## [Task description]
Only the text belongs in the copy: retype each record exactly as it appears.

## [Data records for software interfaces]
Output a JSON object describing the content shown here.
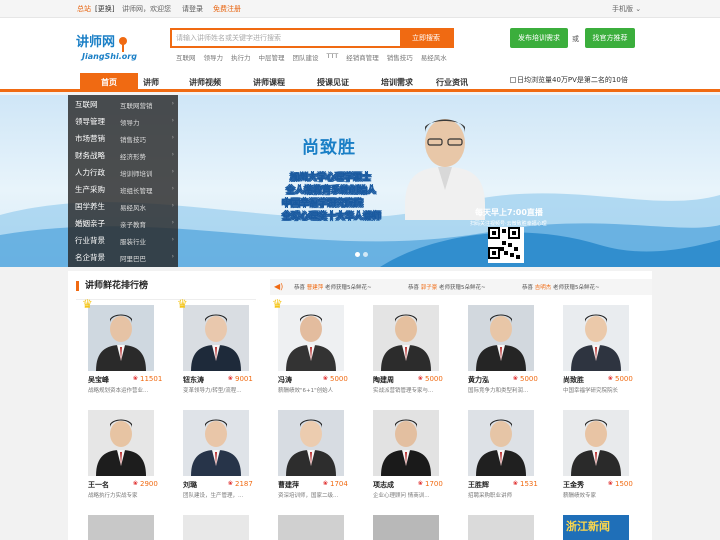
{
  "topbar": {
    "city": "总站",
    "change": "[更换]",
    "welcome": "讲师网，欢迎您",
    "login": "请登录",
    "register": "免费注册",
    "mobile": "手机版"
  },
  "header": {
    "logo_text": "讲师网",
    "logo_sub": "JiangShi.org",
    "search_placeholder": "请输入讲师姓名或关键字进行搜索",
    "search_button": "立即搜索",
    "hotwords": [
      "互联网",
      "领导力",
      "执行力",
      "中层管理",
      "团队建设",
      "TTT",
      "经销商管理",
      "销售技巧",
      "易经风水"
    ],
    "post_button": "发布培训需求",
    "or_text": "或",
    "find_button": "找官方推荐"
  },
  "nav": {
    "items": [
      "首页",
      "讲师",
      "讲师视频",
      "讲师课程",
      "授课见证",
      "培训需求",
      "行业资讯"
    ],
    "banner_alt": "日均浏览量40万PV是第二名的10倍"
  },
  "categories": [
    {
      "main": "互联网",
      "sub": "互联网营销"
    },
    {
      "main": "领导管理",
      "sub": "领导力"
    },
    {
      "main": "市场营销",
      "sub": "销售技巧"
    },
    {
      "main": "财务战略",
      "sub": "经济形势"
    },
    {
      "main": "人力行政",
      "sub": "培训师培训"
    },
    {
      "main": "生产采购",
      "sub": "班组长管理"
    },
    {
      "main": "国学养生",
      "sub": "易经风水"
    },
    {
      "main": "婚姻亲子",
      "sub": "亲子教育"
    },
    {
      "main": "行业背景",
      "sub": "服装行业"
    },
    {
      "main": "名企背景",
      "sub": "阿里巴巴"
    }
  ],
  "banner": {
    "name": "尚致胜",
    "lines": [
      "加州大学心理学硕士",
      "全人格教育系统创始人",
      "中国幸福学研究院院",
      "全球心理类十大华人讲师"
    ],
    "live": "每天早上7:00直播",
    "scan": "扫码关注视频号·云微致胜幸福心理"
  },
  "ranking": {
    "title": "讲师鲜花排行榜",
    "notices": [
      {
        "pre": "恭喜",
        "name": "曹建萍",
        "post": "老师获赠5朵鲜花~"
      },
      {
        "pre": "恭喜",
        "name": "郭子豪",
        "post": "老师获赠5朵鲜花~"
      },
      {
        "pre": "恭喜",
        "name": "吉明杰",
        "post": "老师获赠5朵鲜花~"
      }
    ],
    "teachers": [
      {
        "name": "吴宝峰",
        "count": "11501",
        "desc": "战略规划资本运作营业..."
      },
      {
        "name": "钮东涛",
        "count": "9001",
        "desc": "变革领导力/转型/流程..."
      },
      {
        "name": "冯涛",
        "count": "5000",
        "desc": "薪酬绩效\"6+1\"创始人"
      },
      {
        "name": "陶建周",
        "count": "5000",
        "desc": "实战派营销管理专家与..."
      },
      {
        "name": "黄力泓",
        "count": "5000",
        "desc": "国际竞争力和类型利润..."
      },
      {
        "name": "尚致胜",
        "count": "5000",
        "desc": "中国幸福学研究院院长"
      },
      {
        "name": "王一名",
        "count": "2900",
        "desc": "战略执行力实战专家"
      },
      {
        "name": "刘璐",
        "count": "2187",
        "desc": "团队建设，生产管理，..."
      },
      {
        "name": "曹建萍",
        "count": "1704",
        "desc": "资深培训师，国家二级..."
      },
      {
        "name": "项志成",
        "count": "1700",
        "desc": "企业心理顾问 情商训..."
      },
      {
        "name": "王胜辉",
        "count": "1531",
        "desc": "招聘采购职业讲师"
      },
      {
        "name": "王金秀",
        "count": "1500",
        "desc": "薪酬绩效专家"
      }
    ],
    "partial_tile": "浙江新闻"
  }
}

## [Exercise answer]
Output a JSON object describing the content shown here.
{
  "topbar": {
    "city": "总站",
    "change": "[更换]",
    "welcome": "讲师网，欢迎您",
    "login": "请登录",
    "register": "免费注册",
    "mobile": "手机版"
  },
  "header": {
    "logo_text": "讲师网",
    "logo_sub": "JiangShi.org",
    "search_placeholder": "请输入讲师姓名或关键字进行搜索",
    "search_button": "立即搜索",
    "hotwords": [
      "互联网",
      "领导力",
      "执行力",
      "中层管理",
      "团队建设",
      "TTT",
      "经销商管理",
      "销售技巧",
      "易经风水"
    ],
    "post_button": "发布培训需求",
    "or_text": "或",
    "find_button": "找官方推荐"
  },
  "nav": {
    "items": [
      "首页",
      "讲师",
      "讲师视频",
      "讲师课程",
      "授课见证",
      "培训需求",
      "行业资讯"
    ],
    "banner_alt": "日均浏览量40万PV是第二名的10倍"
  },
  "categories": [
    {
      "main": "互联网",
      "sub": "互联网营销"
    },
    {
      "main": "领导管理",
      "sub": "领导力"
    },
    {
      "main": "市场营销",
      "sub": "销售技巧"
    },
    {
      "main": "财务战略",
      "sub": "经济形势"
    },
    {
      "main": "人力行政",
      "sub": "培训师培训"
    },
    {
      "main": "生产采购",
      "sub": "班组长管理"
    },
    {
      "main": "国学养生",
      "sub": "易经风水"
    },
    {
      "main": "婚姻亲子",
      "sub": "亲子教育"
    },
    {
      "main": "行业背景",
      "sub": "服装行业"
    },
    {
      "main": "名企背景",
      "sub": "阿里巴巴"
    }
  ],
  "banner": {
    "name": "尚致胜",
    "lines": [
      "加州大学心理学硕士",
      "全人格教育系统创始人",
      "中国幸福学研究院院",
      "全球心理类十大华人讲师"
    ],
    "live": "每天早上7:00直播",
    "scan": "扫码关注视频号·云微致胜幸福心理"
  },
  "ranking": {
    "title": "讲师鲜花排行榜",
    "notices": [
      {
        "pre": "恭喜",
        "name": "曹建萍",
        "post": "老师获赠5朵鲜花~"
      },
      {
        "pre": "恭喜",
        "name": "郭子豪",
        "post": "老师获赠5朵鲜花~"
      },
      {
        "pre": "恭喜",
        "name": "吉明杰",
        "post": "老师获赠5朵鲜花~"
      }
    ],
    "teachers": [
      {
        "name": "吴宝峰",
        "count": "11501",
        "desc": "战略规划资本运作营业..."
      },
      {
        "name": "钮东涛",
        "count": "9001",
        "desc": "变革领导力/转型/流程..."
      },
      {
        "name": "冯涛",
        "count": "5000",
        "desc": "薪酬绩效\"6+1\"创始人"
      },
      {
        "name": "陶建周",
        "count": "5000",
        "desc": "实战派营销管理专家与..."
      },
      {
        "name": "黄力泓",
        "count": "5000",
        "desc": "国际竞争力和类型利润..."
      },
      {
        "name": "尚致胜",
        "count": "5000",
        "desc": "中国幸福学研究院院长"
      },
      {
        "name": "王一名",
        "count": "2900",
        "desc": "战略执行力实战专家"
      },
      {
        "name": "刘璐",
        "count": "2187",
        "desc": "团队建设，生产管理，..."
      },
      {
        "name": "曹建萍",
        "count": "1704",
        "desc": "资深培训师，国家二级..."
      },
      {
        "name": "项志成",
        "count": "1700",
        "desc": "企业心理顾问 情商训..."
      },
      {
        "name": "王胜辉",
        "count": "1531",
        "desc": "招聘采购职业讲师"
      },
      {
        "name": "王金秀",
        "count": "1500",
        "desc": "薪酬绩效专家"
      }
    ],
    "partial_tile": "浙江新闻"
  }
}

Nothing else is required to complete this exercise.